Understanding your data is the hardest part: determining the possible permutations of dirty data and what the normalized data should look like. Organizations capture data values in unique ways, and you best know the data points that are most relevant to your business. In a customer engagement, we typically familiarize ourselves with the business situation in order to recommend some starting points, and then evaluate the database set-up for each field, working through to determine what the clean value should look like. For example, a recent client didn’t have a list of job titles to use as a starting point for normalization. So we pulled all the variations of titles in their system, and discovered that it added up to more than 10,000 different values!
Step 2: Knowing the data entry points.
If you’re capturing data from a form, for example, you want to know what data you’re collecting and how you’re collecting it. For instance, at DemandGen we want to know what marketing automation platform prospects use: this data point is important to us for segmentation and qualification. We could ask that question as an open text field on some forms, all forms, or no forms, but understanding where and how this data is collected helps us determine whether normalization is needed. Similarly, knowing that lists that are loaded into our system may collect this data in many different ways (such as from tradeshows, for example) allows us to understand how we could take potential variables of this data and normalize it to the list we want.
Step 3: Defining the normalization matrix.
Now it’s time to establish the matrix that maps dirty data to your new standard data values. In the client engagement described above, we took a first stab at identifying job levels for the 10,000 different job title values, and then worked with the client to refine the title-to-level interpretations.
Once you’ve got the matrix, you need a data normalization program in the marketing automation system: essentially, the brain that compares the entry data to the final result. For our clients, we develop this program and then run it against their data: here’s a workflow example (below).
For example, if someone submits a title of “VP of Marketing” in an open text field on a form, our program logic evaluates the matrix to see if it finds this value. If it does, the program looks up the corresponding job level in the matrix, and writes that data point to the contact’s record. When the client needs to segment on the job level data, it’s easy to do without necessarily having to ask the end user to specify this data point.
Before you proceed with any business process changes (like changing forms, fields, or routing), evaluate your success: how well did you achieve normalization? Don’t expect perfection: data normalization is an ongoing process for improving data hygiene over time. Individual “hiccups” can be separated out for manual follow-up, but the normalization process reduces significantly the manual effort needed.
Where should data normalization fall in your lead management process?
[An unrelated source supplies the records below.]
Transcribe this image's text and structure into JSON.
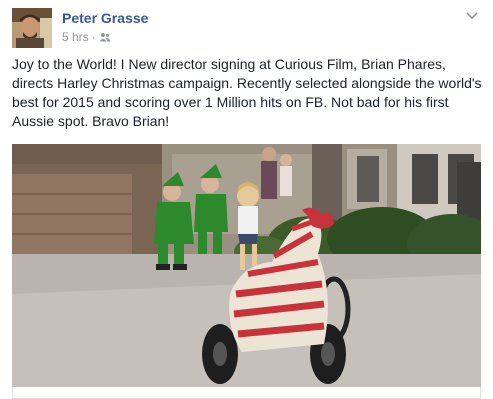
{
  "post": {
    "author": "Peter Grasse",
    "timestamp": "5 hrs",
    "separator": "·",
    "audience_icon": "friends-icon",
    "options_icon": "chevron-down-icon",
    "text": "Joy to the World! I New director signing at Curious Film, Brian Phares, directs Harley Christmas campaign. Recently selected alongside the world's best for 2015 and scoring over 1 Million hits on FB. Not bad for his first Aussie spot. Bravo Brian!"
  },
  "colors": {
    "author_link": "#365899",
    "meta_text": "#90949c",
    "body_text": "#1d2129"
  }
}
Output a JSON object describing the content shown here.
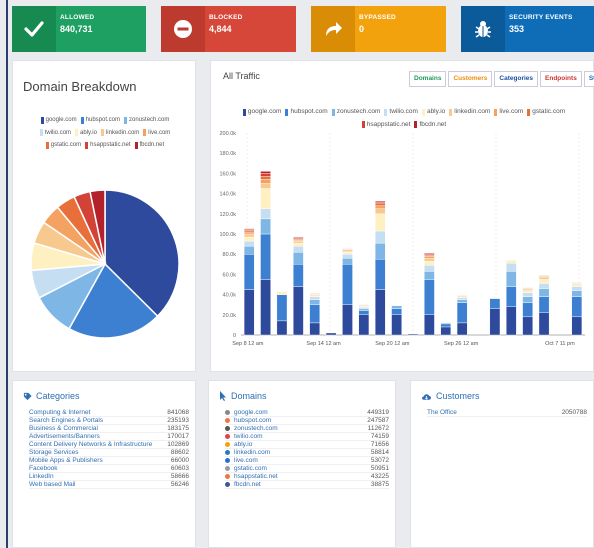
{
  "tiles": [
    {
      "title": "ALLOWED",
      "value": "840,731",
      "color": "#1ea062",
      "icon": "check-icon"
    },
    {
      "title": "BLOCKED",
      "value": "4,844",
      "color": "#d6473a",
      "icon": "minus-circle-icon"
    },
    {
      "title": "BYPASSED",
      "value": "0",
      "color": "#f2a20d",
      "icon": "share-arrow-icon"
    },
    {
      "title": "SECURITY EVENTS",
      "value": "353",
      "color": "#0f6db8",
      "icon": "bug-icon"
    }
  ],
  "domain_breakdown": {
    "title": "Domain Breakdown",
    "legend": [
      "google.com",
      "hubspot.com",
      "zonustech.com",
      "twilio.com",
      "ably.io",
      "linkedin.com",
      "live.com",
      "gstatic.com",
      "hsappstatic.net",
      "fbcdn.net"
    ]
  },
  "all_traffic": {
    "title": "All Traffic",
    "tabs": [
      "Domains",
      "Customers",
      "Categories",
      "Endpoints",
      "States"
    ],
    "legend": [
      "google.com",
      "hubspot.com",
      "zonustech.com",
      "twilio.com",
      "ably.io",
      "linkedin.com",
      "live.com",
      "gstatic.com",
      "hsappstatic.net",
      "fbcdn.net"
    ]
  },
  "categories": {
    "title": "Categories",
    "rows": [
      {
        "name": "Computing & Internet",
        "count": "841068"
      },
      {
        "name": "Search Engines & Portals",
        "count": "235193"
      },
      {
        "name": "Business & Commercial",
        "count": "183175"
      },
      {
        "name": "Advertisements/Banners",
        "count": "170017"
      },
      {
        "name": "Content Delivery Networks & Infrastructure",
        "count": "102869"
      },
      {
        "name": "Storage Services",
        "count": "88602"
      },
      {
        "name": "Mobile Apps & Publishers",
        "count": "66000"
      },
      {
        "name": "Facebook",
        "count": "60603"
      },
      {
        "name": "LinkedIn",
        "count": "58666"
      },
      {
        "name": "Web based Mail",
        "count": "56246"
      }
    ]
  },
  "domains": {
    "title": "Domains",
    "rows": [
      {
        "name": "google.com",
        "count": "449319",
        "icon": "google-icon",
        "color": "#888"
      },
      {
        "name": "hubspot.com",
        "count": "247587",
        "icon": "hubspot-icon",
        "color": "#f07540"
      },
      {
        "name": "zonustech.com",
        "count": "112672",
        "icon": "zonustech-icon",
        "color": "#555"
      },
      {
        "name": "twilio.com",
        "count": "74159",
        "icon": "twilio-icon",
        "color": "#e0444a"
      },
      {
        "name": "ably.io",
        "count": "71656",
        "icon": "ably-icon",
        "color": "#f2a20d"
      },
      {
        "name": "linkedin.com",
        "count": "58814",
        "icon": "linkedin-icon",
        "color": "#2a7ab8"
      },
      {
        "name": "live.com",
        "count": "53072",
        "icon": "live-icon",
        "color": "#2a6fd6"
      },
      {
        "name": "gstatic.com",
        "count": "50951",
        "icon": "gstatic-icon",
        "color": "#9a9a9a"
      },
      {
        "name": "hsappstatic.net",
        "count": "43225",
        "icon": "hsappstatic-icon",
        "color": "#f07540"
      },
      {
        "name": "fbcdn.net",
        "count": "38875",
        "icon": "fbcdn-icon",
        "color": "#3b5998"
      }
    ]
  },
  "customers": {
    "title": "Customers",
    "rows": [
      {
        "name": "The Office",
        "count": "2050788"
      }
    ]
  },
  "colors": [
    "#2e4a9c",
    "#3d7fd1",
    "#7eb7e6",
    "#c6def2",
    "#fff0c2",
    "#f7c98e",
    "#f4a262",
    "#e86f3a",
    "#d24237",
    "#b3222a"
  ],
  "chart_data": [
    {
      "type": "pie",
      "labels": [
        "google.com",
        "hubspot.com",
        "zonustech.com",
        "twilio.com",
        "ably.io",
        "linkedin.com",
        "live.com",
        "gstatic.com",
        "hsappstatic.net",
        "fbcdn.net"
      ],
      "values": [
        449319,
        247587,
        112672,
        74159,
        71656,
        58814,
        53072,
        50951,
        43225,
        38875
      ]
    },
    {
      "type": "bar",
      "stacked": true,
      "ylim": [
        0,
        200000
      ],
      "yticks": [
        "0",
        "20.0k",
        "40.0k",
        "60.0k",
        "80.0k",
        "100.0k",
        "120.0k",
        "140.0k",
        "160.0k",
        "180.0k",
        "200.0k"
      ],
      "xticks": [
        "Sep 8 12 am",
        "Sep 14 12 am",
        "Sep 20 12 am",
        "Sep 26 12 am",
        "Oct 7 11 pm"
      ],
      "series_names": [
        "google.com",
        "hubspot.com",
        "zonustech.com",
        "twilio.com",
        "ably.io",
        "linkedin.com",
        "live.com",
        "gstatic.com",
        "hsappstatic.net",
        "fbcdn.net"
      ],
      "stacks": [
        [
          45000,
          35000,
          8000,
          5000,
          4000,
          3000,
          2000,
          1500,
          1000,
          800
        ],
        [
          55000,
          45000,
          15000,
          10000,
          20000,
          5000,
          4000,
          3000,
          3000,
          2000
        ],
        [
          14000,
          26000,
          0,
          0,
          3000,
          0,
          0,
          0,
          0,
          0
        ],
        [
          48000,
          22000,
          12000,
          6000,
          3000,
          2000,
          1000,
          1000,
          1000,
          800
        ],
        [
          12000,
          18000,
          5000,
          3000,
          1000,
          1000,
          500,
          500,
          300,
          200
        ],
        [
          2000,
          0,
          0,
          0,
          0,
          0,
          0,
          0,
          0,
          0
        ],
        [
          30000,
          40000,
          6000,
          4000,
          2000,
          1000,
          1000,
          500,
          500,
          300
        ],
        [
          20000,
          4000,
          2000,
          1500,
          1000,
          800,
          500,
          300,
          200,
          200
        ],
        [
          45000,
          30000,
          16000,
          12000,
          17000,
          5000,
          3000,
          2000,
          1500,
          1000
        ],
        [
          20000,
          6000,
          3000,
          0,
          0,
          0,
          0,
          0,
          0,
          0
        ],
        [
          1000,
          0,
          0,
          0,
          0,
          0,
          0,
          0,
          0,
          0
        ],
        [
          20000,
          35000,
          8000,
          6000,
          4000,
          3000,
          2000,
          1000,
          1000,
          800
        ],
        [
          8000,
          3000,
          1000,
          500,
          0,
          0,
          0,
          0,
          0,
          0
        ],
        [
          12000,
          20000,
          3000,
          2000,
          1000,
          1000,
          500,
          300,
          200,
          0
        ],
        [
          0,
          0,
          0,
          0,
          0,
          0,
          0,
          0,
          0,
          0
        ],
        [
          26000,
          10000,
          0,
          0,
          0,
          0,
          0,
          0,
          0,
          0
        ],
        [
          28000,
          20000,
          15000,
          8000,
          3000,
          0,
          0,
          0,
          0,
          0
        ],
        [
          18000,
          14000,
          6000,
          4000,
          2000,
          1000,
          1000,
          500,
          300,
          200
        ],
        [
          22000,
          16000,
          8000,
          5000,
          4000,
          2000,
          1000,
          500,
          300,
          200
        ],
        [
          0,
          0,
          0,
          0,
          0,
          0,
          0,
          0,
          0,
          0
        ],
        [
          18000,
          20000,
          6000,
          4000,
          2000,
          1000,
          500,
          300,
          200,
          0
        ]
      ]
    }
  ]
}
A lot goes on in your lead management system: putting out campaigns, collecting data through lists and forms, scoring individual leads, passing leads over to the CRM for sales follow-up, adding contacts into nurture campaigns. So any bad data can potentially impact numerous systems and processes. That’s why data normalization should take place at the very beginning of the lead management workflow, and should continually run in the background. That way, you can ensure that every action taken against your data is worthwhile because the data is clean, complete, and meaningful to your business processes.
To wrap it up. . .
Data normalization may seem boring, but data touches so much! If you’re passionate about marketing, you have to care about data accuracy. Remember, data is the fuel that runs your marketing automation engine. . .so don’t let your engine run dry.
Mali Dvir is Manager of Implementation Services at DemandGen. With more than eight years of marketing automation experience—four of them on staff at Eloqua—and 200+ clients’ worth of knowledge, Mali delivers expertise across a wide spectrum of online marketing practices. Her consulting role often includes marketing best practices and translating requirements to implementation recommendations.